▸ Work instruction:
Of the lines in the listing below, count those containing "name". Provide the count and nothing else.

▸ Recorded data:
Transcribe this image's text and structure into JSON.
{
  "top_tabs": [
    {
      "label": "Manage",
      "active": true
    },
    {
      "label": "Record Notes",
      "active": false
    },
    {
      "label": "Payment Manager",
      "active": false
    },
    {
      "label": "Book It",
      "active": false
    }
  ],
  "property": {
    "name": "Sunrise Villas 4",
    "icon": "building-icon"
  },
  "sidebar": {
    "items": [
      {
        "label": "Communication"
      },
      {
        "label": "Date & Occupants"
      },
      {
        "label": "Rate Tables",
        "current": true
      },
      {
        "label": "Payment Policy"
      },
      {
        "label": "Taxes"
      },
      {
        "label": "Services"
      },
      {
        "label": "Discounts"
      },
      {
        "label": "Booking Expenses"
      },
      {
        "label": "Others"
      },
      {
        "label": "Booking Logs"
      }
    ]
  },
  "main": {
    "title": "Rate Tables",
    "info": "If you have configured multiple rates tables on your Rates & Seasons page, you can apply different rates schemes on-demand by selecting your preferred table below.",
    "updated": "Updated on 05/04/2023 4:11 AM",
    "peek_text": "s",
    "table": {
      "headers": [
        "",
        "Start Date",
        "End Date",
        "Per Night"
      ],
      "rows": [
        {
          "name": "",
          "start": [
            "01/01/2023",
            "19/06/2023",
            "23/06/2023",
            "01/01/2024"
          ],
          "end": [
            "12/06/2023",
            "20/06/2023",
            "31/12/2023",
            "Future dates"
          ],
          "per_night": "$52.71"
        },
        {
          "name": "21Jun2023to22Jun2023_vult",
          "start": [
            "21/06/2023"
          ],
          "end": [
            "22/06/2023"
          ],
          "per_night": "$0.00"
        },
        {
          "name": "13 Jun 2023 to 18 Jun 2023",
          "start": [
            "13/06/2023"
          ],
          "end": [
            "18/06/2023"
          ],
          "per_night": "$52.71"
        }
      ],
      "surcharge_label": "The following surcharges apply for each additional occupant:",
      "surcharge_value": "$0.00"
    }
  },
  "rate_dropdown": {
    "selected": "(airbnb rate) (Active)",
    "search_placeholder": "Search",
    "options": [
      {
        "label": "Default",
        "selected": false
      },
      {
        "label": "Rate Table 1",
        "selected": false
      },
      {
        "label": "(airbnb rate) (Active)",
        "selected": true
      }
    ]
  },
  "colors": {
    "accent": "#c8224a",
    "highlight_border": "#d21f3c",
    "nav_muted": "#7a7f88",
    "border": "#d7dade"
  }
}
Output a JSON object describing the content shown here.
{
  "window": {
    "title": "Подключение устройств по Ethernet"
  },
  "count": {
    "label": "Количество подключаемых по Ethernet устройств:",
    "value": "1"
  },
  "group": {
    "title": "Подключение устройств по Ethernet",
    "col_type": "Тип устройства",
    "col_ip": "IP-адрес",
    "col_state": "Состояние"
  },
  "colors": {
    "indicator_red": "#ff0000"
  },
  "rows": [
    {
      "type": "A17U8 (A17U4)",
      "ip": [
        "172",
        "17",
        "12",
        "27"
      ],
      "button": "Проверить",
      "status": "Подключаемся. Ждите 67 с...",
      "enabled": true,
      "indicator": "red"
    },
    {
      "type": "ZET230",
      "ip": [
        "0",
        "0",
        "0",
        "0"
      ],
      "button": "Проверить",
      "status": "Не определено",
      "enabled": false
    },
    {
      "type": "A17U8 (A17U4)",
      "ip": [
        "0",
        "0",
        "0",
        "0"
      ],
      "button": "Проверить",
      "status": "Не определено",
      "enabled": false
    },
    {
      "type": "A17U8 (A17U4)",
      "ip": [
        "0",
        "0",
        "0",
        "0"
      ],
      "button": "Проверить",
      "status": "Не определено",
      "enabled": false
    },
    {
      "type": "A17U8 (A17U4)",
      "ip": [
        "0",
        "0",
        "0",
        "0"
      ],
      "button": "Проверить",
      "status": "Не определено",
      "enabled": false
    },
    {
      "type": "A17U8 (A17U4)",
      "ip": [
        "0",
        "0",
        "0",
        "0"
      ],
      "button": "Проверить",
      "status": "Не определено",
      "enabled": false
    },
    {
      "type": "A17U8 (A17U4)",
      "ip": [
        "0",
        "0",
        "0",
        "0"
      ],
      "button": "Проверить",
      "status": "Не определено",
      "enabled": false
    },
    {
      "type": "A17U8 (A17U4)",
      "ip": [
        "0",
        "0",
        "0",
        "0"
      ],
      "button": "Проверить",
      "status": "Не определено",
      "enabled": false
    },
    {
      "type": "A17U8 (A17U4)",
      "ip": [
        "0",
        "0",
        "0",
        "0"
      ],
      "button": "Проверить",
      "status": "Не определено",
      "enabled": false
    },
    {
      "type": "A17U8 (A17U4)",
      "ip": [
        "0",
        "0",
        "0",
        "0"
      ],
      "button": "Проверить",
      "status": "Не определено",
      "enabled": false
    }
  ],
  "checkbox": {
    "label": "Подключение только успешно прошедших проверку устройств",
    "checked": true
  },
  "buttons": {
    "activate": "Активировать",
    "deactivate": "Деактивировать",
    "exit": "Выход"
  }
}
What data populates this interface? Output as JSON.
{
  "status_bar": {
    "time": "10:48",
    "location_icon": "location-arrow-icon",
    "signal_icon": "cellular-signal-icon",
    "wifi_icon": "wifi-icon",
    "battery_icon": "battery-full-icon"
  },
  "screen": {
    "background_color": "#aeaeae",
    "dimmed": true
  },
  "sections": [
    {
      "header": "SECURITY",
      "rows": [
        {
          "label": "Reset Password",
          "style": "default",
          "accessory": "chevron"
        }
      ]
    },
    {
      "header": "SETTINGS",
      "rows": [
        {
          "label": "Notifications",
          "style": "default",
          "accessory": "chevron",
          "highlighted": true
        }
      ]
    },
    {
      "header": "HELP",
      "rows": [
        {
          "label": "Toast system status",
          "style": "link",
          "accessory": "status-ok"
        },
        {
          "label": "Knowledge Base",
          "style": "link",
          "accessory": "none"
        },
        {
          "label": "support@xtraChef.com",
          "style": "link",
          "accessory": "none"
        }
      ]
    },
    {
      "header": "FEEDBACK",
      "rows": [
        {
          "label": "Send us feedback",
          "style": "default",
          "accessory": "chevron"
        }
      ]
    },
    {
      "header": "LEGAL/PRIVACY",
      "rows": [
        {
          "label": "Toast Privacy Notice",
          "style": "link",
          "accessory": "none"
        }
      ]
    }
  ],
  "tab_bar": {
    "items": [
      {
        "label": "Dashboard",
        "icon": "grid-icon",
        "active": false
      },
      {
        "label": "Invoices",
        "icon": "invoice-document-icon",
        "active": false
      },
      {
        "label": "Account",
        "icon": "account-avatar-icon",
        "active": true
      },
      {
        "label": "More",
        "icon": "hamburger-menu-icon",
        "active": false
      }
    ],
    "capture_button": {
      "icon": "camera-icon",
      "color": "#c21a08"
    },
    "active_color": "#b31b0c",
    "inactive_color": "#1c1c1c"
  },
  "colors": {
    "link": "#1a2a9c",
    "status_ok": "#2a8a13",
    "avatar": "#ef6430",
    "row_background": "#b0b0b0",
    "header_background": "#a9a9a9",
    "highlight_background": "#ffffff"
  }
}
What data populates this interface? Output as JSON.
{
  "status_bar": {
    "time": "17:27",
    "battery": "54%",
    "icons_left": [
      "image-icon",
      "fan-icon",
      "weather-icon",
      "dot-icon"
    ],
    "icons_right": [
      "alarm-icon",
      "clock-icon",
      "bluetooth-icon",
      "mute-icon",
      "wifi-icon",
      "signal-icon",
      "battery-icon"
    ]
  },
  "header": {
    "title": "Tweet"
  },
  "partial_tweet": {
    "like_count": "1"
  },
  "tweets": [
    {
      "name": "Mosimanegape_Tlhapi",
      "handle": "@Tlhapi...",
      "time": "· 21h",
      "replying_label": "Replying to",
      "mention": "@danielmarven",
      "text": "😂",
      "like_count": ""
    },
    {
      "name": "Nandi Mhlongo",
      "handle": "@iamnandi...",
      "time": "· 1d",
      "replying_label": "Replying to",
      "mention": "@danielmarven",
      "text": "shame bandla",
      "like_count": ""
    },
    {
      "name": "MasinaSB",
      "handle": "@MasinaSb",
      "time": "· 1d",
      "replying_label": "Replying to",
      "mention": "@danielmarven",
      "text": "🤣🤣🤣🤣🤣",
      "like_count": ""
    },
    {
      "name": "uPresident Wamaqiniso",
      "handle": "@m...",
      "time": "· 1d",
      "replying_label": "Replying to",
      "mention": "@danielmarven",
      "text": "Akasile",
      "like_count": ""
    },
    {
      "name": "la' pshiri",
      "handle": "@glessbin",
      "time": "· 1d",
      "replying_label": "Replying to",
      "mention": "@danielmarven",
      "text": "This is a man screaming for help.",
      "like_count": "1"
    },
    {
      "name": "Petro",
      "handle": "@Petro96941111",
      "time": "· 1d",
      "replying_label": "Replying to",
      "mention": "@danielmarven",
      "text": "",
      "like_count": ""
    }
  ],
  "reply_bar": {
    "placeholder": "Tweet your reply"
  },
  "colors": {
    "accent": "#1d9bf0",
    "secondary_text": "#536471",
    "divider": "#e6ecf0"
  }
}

▸ Result:
10